In 1940, The Syracuse Herald Journal wrote, “Stocks with a war flavor bounded up to more than four points in today’s early market, in the fastest sprint since the ‘baby boom’ of last fall.” And with that, the first generational moniker was coined, along with a society obsessed with viewing its’ population through the lense of generational differences.
In 1940, The Syracuse Herald Journal wrote, “Stocks with a war flavor bounded up to more than four points in today’s early market, in the fastest sprint since the ‘baby boom’ of last fall.” And with that, the first generational moniker was coined, along with a society obsessed with viewing its’ population through the lense of generational differences. Every 20 to 30 years, writers eagerly jockeyed to cleverly label the unaware infants.
Generation X. Millennials. Generation Y? And of course the retroactive naming of past generations who were appropriately uninterested in catch-all phrases devoid of meaning. Unlike previous generational labels, “millennial” has not merely been used as a descriptor, but increasingly it is being used as a pejorative. So much so, that the Wall Street Journal issued a direction in their style blog that they should try not to write about millenials with so much disdain. In it they said, “‘Millennials’ has become a sort of snide shorthand in the pages of The Wall Street Journal. We have blamed them for the housing shortage, their fickle shopping habits…and at other times we have treated them like an alien species.”
As a millennial, I do not resent the term because there are some negative characteristics attached (selfish, unfocused, non-committal) in the same way that I do not take pride in the positive ones (confident, adaptive, independent). I resent it because it is lazy.
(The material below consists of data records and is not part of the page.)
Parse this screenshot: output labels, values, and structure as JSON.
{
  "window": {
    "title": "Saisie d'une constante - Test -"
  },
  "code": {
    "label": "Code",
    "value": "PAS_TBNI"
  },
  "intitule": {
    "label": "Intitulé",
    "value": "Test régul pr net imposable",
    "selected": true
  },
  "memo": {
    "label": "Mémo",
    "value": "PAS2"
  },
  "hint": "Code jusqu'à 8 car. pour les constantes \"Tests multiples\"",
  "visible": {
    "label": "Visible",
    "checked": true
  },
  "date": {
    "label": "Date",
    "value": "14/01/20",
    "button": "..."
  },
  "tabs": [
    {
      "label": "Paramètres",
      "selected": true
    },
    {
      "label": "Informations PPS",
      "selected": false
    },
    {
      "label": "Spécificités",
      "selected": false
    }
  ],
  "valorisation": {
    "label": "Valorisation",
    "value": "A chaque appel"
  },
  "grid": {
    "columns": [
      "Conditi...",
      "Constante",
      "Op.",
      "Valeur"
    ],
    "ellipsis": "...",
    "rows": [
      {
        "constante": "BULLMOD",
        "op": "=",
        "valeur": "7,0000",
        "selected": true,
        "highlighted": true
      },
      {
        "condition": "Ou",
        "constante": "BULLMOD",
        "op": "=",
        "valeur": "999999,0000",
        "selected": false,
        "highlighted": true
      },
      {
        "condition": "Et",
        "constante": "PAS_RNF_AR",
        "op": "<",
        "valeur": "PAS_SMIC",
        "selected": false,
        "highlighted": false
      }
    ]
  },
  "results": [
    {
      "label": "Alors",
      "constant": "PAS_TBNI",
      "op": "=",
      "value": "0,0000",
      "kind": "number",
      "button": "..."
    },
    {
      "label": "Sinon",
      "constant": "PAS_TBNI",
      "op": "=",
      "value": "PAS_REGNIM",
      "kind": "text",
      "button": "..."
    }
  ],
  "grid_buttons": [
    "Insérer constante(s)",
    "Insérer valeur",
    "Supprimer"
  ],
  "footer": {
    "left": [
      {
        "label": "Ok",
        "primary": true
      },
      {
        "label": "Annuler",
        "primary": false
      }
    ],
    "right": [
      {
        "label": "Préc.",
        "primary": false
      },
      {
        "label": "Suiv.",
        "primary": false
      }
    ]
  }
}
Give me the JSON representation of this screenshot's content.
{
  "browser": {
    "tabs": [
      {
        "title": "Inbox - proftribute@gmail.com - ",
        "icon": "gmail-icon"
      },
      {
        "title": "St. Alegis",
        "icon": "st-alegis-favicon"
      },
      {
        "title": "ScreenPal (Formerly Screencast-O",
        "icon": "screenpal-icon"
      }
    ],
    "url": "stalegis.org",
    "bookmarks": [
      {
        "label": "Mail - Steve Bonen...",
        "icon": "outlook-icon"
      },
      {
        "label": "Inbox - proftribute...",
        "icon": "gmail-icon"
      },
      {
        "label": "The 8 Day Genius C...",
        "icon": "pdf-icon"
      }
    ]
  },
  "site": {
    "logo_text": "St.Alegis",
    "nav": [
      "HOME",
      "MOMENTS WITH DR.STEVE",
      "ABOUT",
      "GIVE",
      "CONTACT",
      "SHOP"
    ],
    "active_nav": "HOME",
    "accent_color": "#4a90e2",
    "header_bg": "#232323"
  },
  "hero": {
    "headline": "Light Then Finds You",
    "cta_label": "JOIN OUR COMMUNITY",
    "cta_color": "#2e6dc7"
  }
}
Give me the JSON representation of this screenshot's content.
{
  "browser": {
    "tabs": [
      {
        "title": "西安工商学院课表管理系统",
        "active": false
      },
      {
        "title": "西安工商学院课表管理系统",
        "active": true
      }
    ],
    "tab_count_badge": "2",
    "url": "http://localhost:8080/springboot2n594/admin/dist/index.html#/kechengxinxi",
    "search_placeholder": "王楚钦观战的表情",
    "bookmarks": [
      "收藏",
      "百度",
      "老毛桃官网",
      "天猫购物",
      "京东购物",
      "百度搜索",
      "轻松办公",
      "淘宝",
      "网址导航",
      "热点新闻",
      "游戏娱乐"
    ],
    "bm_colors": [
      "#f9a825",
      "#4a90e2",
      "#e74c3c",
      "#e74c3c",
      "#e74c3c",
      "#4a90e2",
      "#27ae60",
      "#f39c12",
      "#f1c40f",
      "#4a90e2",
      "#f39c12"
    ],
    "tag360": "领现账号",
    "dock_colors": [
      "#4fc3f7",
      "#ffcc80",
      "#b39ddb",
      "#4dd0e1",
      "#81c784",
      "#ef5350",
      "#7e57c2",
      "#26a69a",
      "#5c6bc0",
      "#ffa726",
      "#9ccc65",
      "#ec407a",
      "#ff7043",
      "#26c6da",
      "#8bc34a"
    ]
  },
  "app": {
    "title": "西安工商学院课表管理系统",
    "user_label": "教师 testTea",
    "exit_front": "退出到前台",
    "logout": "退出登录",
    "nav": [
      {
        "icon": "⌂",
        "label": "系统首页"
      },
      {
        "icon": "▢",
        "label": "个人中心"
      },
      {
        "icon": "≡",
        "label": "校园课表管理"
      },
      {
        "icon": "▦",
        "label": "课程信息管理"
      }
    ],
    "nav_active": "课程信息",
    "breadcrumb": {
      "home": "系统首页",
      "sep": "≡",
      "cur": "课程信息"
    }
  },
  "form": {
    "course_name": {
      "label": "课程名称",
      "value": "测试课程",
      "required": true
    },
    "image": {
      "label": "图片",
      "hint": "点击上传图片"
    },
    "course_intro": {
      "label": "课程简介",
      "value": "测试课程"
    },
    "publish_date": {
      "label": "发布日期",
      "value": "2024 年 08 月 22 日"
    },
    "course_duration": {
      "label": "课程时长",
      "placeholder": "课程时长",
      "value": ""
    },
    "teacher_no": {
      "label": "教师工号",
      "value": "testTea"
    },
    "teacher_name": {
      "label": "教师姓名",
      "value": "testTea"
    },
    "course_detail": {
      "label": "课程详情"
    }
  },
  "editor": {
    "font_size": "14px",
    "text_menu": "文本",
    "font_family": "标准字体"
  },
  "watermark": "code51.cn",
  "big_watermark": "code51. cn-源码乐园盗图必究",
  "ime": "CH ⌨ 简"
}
It is impossible to browse the internet without being bombarded with inane headlines like, “25 words only millennials say,” “I’d rather chill and relax: Why millennials don’t go clubbing,” or “Millenials are fueling the rise of an artisanal cheese movement.” It is a bizarre feeling to read these articles, as if everyone over the age of 35 is suddenly Jane Goodall and we are hapless apes obsessed with locally sourced bananas. I presume the people who assign these stories and write them work with young people, maybe on occasion they even talk to them. The need to build these imaginary boundaries seems so unnecessary, we are all much more similar than these superficial articles let on. Nobody likes clubbing, of course words evolve over time, and guess who likes cheese: everybody. Don’t get me wrong, there are differences among pockets of our populations that are interesting and worth exploring, but the fault lines of those differences do not magically emerge every 25 years like clockwork.
The truth of what makes up the differences amongst us lies in the the evolving environment and circumstances that surround us all. If you see stats that say young people don’t use travel agencies and find their jobs online, that is not because they have a phobia of social situations as is often implied. It is because the circumstances of those procedures have changed. Many of the “behaviors” of millennials can be de-mystified by thinking about the effects of the technology boom first, before thinking about the attitude of the new generation. Context is king.
Part of the reason it will be difficult to reverse this trend is because it feels good to write-off and assume you fully understand people who are not quite like you, whether the difference be age, race, or sex. It is hard work to understand the “other.” There is no easy remedy for this tendency to rely on lazy, clear narratives as opposed to nuanced, complex ones. Nuance is always less exciting than a string of bombastic claims. The steps The Wall Street Journal and other publications like them have taken to analyze their use of this infectious label is a step in the right direction, but we can do better, and we must.